The rate reduction will not have any significant impact on the government’s revenue, as the sector is yet to take off. “Only about 8,000 EVs were sold last year, as against close to 4 million non-EV passenger and commercial vehicles. Therefore, there may not be any impact on the revenue, at least in the immediate future,” said a government official.
The Narendra Modi government has committed to gradually doing away with fossil fuels and moving towards renewable energy. For that, it has been doling out incentives for clean energy, particularly EVs.
In her maiden Budget on July 5, Sitharaman had announced an income-tax deduction of up to Rs 1.5 lakh on the interest paid on loans taken to purchase EVs, besides exemption from Customs duties on lithium-ion cells to help bring down the cost of such batteries, which are currently not manufactured in India. She had also promised investment-linked I-T exemptions for makers of components, such as solar electric charging infrastructure and lithium storage batteries under a yet-to-be-launched scheme. The industry lauded the GST

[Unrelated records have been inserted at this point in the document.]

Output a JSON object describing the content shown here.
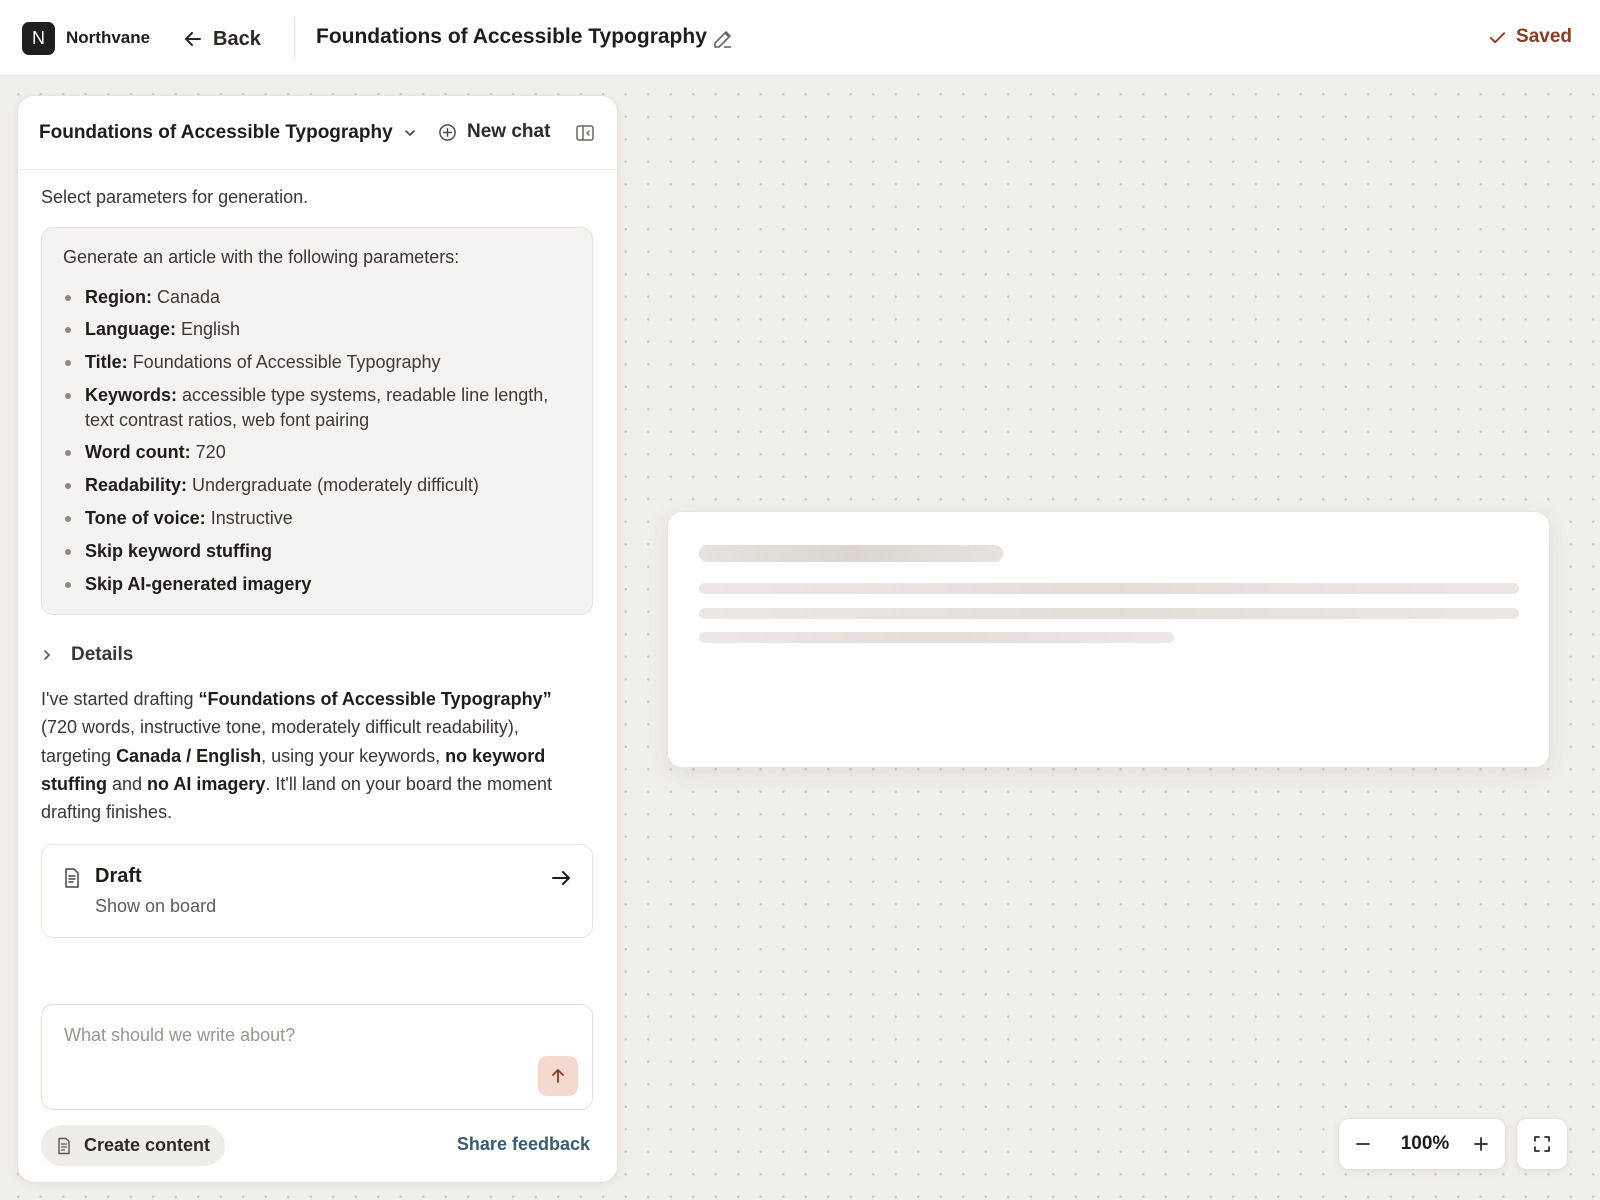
{
  "app": {
    "logo_letter": "N",
    "brand": "Northvane"
  },
  "topbar": {
    "back_label": "Back",
    "document_title": "Foundations of Accessible Typography",
    "saved_label": "Saved"
  },
  "chat": {
    "title": "Foundations of Accessible Typography",
    "new_chat_label": "New chat",
    "intro": "Select parameters for generation.",
    "params_heading": "Generate an article with the following parameters:",
    "params": [
      {
        "label": "Region:",
        "value": "Canada"
      },
      {
        "label": "Language:",
        "value": "English"
      },
      {
        "label": "Title:",
        "value": "Foundations of Accessible Typography"
      },
      {
        "label": "Keywords:",
        "value": "accessible type systems, readable line length, text contrast ratios, web font pairing"
      },
      {
        "label": "Word count:",
        "value": "720"
      },
      {
        "label": "Readability:",
        "value": "Undergraduate (moderately difficult)"
      },
      {
        "label": "Tone of voice:",
        "value": "Instructive"
      },
      {
        "label": "Skip keyword stuffing",
        "value": ""
      },
      {
        "label": "Skip AI-generated imagery",
        "value": ""
      }
    ],
    "details_label": "Details",
    "summary": {
      "t1": "I've started drafting ",
      "b1": "“Foundations of Accessible Typography”",
      "t2": " (720 words, instructive tone, moderately difficult readability), targeting ",
      "b2": "Canada / English",
      "t3": ", using your keywords, ",
      "b3": "no keyword stuffing",
      "t4": " and ",
      "b4": "no AI imagery",
      "t5": ". It'll land on your board the moment drafting finishes."
    },
    "draft_card": {
      "title": "Draft",
      "subtitle": "Show on board"
    },
    "composer": {
      "placeholder": "What should we write about?",
      "value": ""
    },
    "create_content_label": "Create content",
    "share_feedback_label": "Share feedback"
  },
  "board": {
    "zoom_level": "100%"
  },
  "colors": {
    "accent": "#8a3b22",
    "send_button_bg": "#f4d9cf",
    "link": "#3d5a73",
    "canvas_bg": "#f1efeb"
  },
  "icons": [
    "back-arrow-icon",
    "pencil-icon",
    "check-icon",
    "chevron-down-icon",
    "plus-circle-icon",
    "sidebar-collapse-icon",
    "chevron-right-icon",
    "document-icon",
    "arrow-right-icon",
    "arrow-up-icon",
    "minus-icon",
    "plus-icon",
    "fullscreen-icon"
  ]
}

Council’s move to cut taxes on EVs. “The GST rate cut will reduce the gap between EVs and IC (internal combustion) engine vehicles. If FAME 2 was a dampener, the GST reduction is certainly a bright spot in the National EV policy. The EV industry now awaits the corresponding reduction of the 18 per cent GST on spares batteries, as it will help maintain the low running cost of EVs over their lifetime,” said Sohinder Gill, director general, the Society of Manufacturers of Electric Vehicles.
Hyundai recently launched its full electric SUV Kona priced at Rs 25.3 lakh.
Expressing similar sentiment, Mahindra & Mahindra MD Pawan Goenka tweeted, “One more bold enabling step by GoI to support EV movement. With the GST rates coming down, the financial viability for 3W and even 4W for shared mobility becomes positive. Now let us just do it."
Audi India Head Rahil Ansari said the move would definitely give a boost to EVs and "we are confident that it will motivate customers looking for both entry-level EVs as well as luxury EVs that will enter the market. We are pleased that this coincides with our plans for introducing the Audi e-tron in India by the end of this year.”
He added, "While these are great steps for the future, short-term measures supporting the overall industry, also the luxury segment, are required by the government. All players are struggling with declining sales, which in turn is leading to production cuts and may lead to job losses, too."
M S Mani, partner, Deloitte India, said it was needed to be ensured that the rate reductions did not lead to input tax credit accumulation in the hands of EV manufacturers. “There is also a need to clarify whether charging stations would be deemed to be supplying electricity (which is outside the purview of the GST at present) or providing a service taxable at 18 per cent. Hopefully, all the tax-related issues will be comprehensively clarified in future,” he added.
Abhishek Jain, tax partner, EY India, said, “The reduced rate should help foster demand for this environment-friendly variant, through a tax aribtrage between conventional vehicles and EVs."
With inputs from PTI